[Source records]

# # # # #

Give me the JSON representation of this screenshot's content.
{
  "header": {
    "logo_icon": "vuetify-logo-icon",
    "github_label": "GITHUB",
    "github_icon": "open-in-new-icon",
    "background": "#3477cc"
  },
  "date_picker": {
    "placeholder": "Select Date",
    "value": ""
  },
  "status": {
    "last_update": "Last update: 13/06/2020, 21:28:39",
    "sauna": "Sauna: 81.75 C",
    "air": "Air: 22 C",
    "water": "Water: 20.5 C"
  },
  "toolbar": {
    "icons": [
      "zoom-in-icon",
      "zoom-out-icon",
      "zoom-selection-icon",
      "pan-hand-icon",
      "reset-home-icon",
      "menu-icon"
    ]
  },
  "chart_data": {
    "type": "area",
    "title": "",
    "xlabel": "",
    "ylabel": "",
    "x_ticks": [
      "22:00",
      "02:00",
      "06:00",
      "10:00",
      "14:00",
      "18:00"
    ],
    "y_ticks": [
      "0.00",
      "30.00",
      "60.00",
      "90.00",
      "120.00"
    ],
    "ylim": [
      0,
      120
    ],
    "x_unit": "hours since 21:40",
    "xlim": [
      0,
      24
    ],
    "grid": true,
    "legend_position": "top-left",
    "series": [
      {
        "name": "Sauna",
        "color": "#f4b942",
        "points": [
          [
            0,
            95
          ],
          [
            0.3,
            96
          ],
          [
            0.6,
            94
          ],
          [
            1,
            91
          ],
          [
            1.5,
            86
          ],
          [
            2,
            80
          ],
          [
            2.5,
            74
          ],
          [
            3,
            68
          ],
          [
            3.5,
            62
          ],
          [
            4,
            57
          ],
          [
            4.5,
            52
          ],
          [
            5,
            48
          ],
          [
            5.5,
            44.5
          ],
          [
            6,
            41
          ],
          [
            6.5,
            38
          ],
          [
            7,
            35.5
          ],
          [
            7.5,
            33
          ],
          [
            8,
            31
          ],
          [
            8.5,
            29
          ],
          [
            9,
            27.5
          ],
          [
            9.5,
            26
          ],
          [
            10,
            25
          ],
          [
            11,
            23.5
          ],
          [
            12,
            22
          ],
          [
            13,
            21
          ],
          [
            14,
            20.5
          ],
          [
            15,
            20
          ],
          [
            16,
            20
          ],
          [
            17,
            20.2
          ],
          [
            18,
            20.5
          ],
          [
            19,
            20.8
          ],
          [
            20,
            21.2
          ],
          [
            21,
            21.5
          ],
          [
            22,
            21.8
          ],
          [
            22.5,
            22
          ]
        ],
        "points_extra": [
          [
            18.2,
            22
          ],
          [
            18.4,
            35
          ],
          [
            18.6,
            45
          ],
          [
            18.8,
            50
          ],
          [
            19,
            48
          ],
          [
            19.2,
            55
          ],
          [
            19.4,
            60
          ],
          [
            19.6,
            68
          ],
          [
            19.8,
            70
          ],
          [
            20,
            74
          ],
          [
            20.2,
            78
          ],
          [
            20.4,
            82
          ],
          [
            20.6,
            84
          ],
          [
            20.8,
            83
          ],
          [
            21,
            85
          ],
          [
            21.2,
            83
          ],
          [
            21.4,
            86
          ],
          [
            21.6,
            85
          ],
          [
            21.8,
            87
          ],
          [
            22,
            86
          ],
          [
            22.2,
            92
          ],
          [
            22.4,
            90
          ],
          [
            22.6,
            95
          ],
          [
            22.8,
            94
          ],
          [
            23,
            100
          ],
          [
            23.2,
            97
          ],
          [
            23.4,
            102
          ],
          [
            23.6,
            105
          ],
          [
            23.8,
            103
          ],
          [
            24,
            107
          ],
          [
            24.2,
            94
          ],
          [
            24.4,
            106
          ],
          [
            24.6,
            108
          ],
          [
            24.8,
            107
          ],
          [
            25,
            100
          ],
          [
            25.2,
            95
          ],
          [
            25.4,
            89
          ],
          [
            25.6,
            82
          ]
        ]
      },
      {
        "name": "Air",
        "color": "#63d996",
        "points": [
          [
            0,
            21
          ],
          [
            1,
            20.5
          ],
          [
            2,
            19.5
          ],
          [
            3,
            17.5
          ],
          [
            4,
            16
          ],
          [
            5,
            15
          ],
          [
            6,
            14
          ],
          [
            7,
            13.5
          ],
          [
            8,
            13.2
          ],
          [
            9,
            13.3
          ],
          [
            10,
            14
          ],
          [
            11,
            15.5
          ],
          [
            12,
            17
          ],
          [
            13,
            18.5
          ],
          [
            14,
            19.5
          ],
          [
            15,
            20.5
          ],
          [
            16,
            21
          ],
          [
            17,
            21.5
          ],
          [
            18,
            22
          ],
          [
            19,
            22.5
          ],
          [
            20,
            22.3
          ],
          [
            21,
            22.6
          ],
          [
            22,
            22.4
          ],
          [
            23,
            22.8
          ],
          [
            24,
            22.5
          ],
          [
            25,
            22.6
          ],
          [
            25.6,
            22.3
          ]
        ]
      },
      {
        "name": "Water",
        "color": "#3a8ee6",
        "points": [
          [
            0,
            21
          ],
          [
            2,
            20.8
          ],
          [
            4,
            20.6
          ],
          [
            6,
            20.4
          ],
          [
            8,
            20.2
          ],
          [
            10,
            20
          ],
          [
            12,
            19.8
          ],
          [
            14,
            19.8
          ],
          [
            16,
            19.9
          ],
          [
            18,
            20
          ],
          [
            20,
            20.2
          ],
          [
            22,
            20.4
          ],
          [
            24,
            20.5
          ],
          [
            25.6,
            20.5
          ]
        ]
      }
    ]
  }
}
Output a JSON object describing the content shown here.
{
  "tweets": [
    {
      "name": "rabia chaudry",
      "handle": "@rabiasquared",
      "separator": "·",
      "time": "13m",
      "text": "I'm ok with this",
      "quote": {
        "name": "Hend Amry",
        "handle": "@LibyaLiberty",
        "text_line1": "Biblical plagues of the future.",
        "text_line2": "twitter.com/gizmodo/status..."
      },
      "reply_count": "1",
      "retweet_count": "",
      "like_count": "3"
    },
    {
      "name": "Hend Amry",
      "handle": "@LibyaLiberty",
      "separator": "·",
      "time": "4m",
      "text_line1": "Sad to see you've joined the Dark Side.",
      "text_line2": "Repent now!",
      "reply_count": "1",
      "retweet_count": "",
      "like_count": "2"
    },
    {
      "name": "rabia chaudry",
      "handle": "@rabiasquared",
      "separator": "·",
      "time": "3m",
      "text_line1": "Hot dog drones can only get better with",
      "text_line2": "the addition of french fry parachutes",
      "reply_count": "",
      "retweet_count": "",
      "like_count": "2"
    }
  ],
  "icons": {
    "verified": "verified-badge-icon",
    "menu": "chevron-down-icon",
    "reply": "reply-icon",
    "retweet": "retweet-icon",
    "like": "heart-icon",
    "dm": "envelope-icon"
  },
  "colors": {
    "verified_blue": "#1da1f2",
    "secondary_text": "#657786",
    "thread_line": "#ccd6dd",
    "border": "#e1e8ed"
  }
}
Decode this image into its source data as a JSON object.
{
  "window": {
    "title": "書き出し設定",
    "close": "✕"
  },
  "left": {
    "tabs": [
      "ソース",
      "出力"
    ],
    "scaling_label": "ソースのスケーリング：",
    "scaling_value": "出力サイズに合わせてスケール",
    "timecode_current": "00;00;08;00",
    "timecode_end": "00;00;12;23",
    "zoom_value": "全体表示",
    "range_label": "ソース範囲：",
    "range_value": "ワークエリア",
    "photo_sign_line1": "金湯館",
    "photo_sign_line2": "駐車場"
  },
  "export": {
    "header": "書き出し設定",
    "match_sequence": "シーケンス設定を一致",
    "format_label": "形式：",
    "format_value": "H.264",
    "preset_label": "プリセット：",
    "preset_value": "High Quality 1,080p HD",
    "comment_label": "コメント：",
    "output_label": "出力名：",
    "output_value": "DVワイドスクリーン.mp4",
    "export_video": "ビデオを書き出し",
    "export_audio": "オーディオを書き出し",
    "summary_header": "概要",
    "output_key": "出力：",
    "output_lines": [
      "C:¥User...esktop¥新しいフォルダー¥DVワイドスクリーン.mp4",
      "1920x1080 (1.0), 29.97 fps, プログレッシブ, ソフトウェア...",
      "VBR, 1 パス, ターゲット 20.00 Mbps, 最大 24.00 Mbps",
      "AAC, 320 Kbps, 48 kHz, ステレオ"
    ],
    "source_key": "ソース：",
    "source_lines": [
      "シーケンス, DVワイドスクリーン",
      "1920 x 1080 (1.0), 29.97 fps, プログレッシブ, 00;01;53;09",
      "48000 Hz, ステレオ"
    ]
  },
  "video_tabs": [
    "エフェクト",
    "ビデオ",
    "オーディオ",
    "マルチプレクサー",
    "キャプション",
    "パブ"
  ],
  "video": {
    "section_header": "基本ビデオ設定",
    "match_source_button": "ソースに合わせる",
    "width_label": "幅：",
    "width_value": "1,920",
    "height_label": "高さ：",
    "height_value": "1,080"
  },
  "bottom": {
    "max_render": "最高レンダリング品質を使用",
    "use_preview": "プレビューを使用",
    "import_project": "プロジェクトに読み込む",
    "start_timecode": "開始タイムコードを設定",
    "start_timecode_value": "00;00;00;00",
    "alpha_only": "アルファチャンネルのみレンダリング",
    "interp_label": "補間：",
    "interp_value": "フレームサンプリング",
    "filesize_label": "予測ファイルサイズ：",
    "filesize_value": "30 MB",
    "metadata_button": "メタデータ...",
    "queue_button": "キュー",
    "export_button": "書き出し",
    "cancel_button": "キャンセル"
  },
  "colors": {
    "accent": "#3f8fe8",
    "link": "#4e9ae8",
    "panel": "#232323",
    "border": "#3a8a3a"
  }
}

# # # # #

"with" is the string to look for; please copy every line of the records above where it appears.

SOLVED EXERCISE.
      "text": "I'm ok with this",
      "text_line1": "Hot dog drones can only get better with",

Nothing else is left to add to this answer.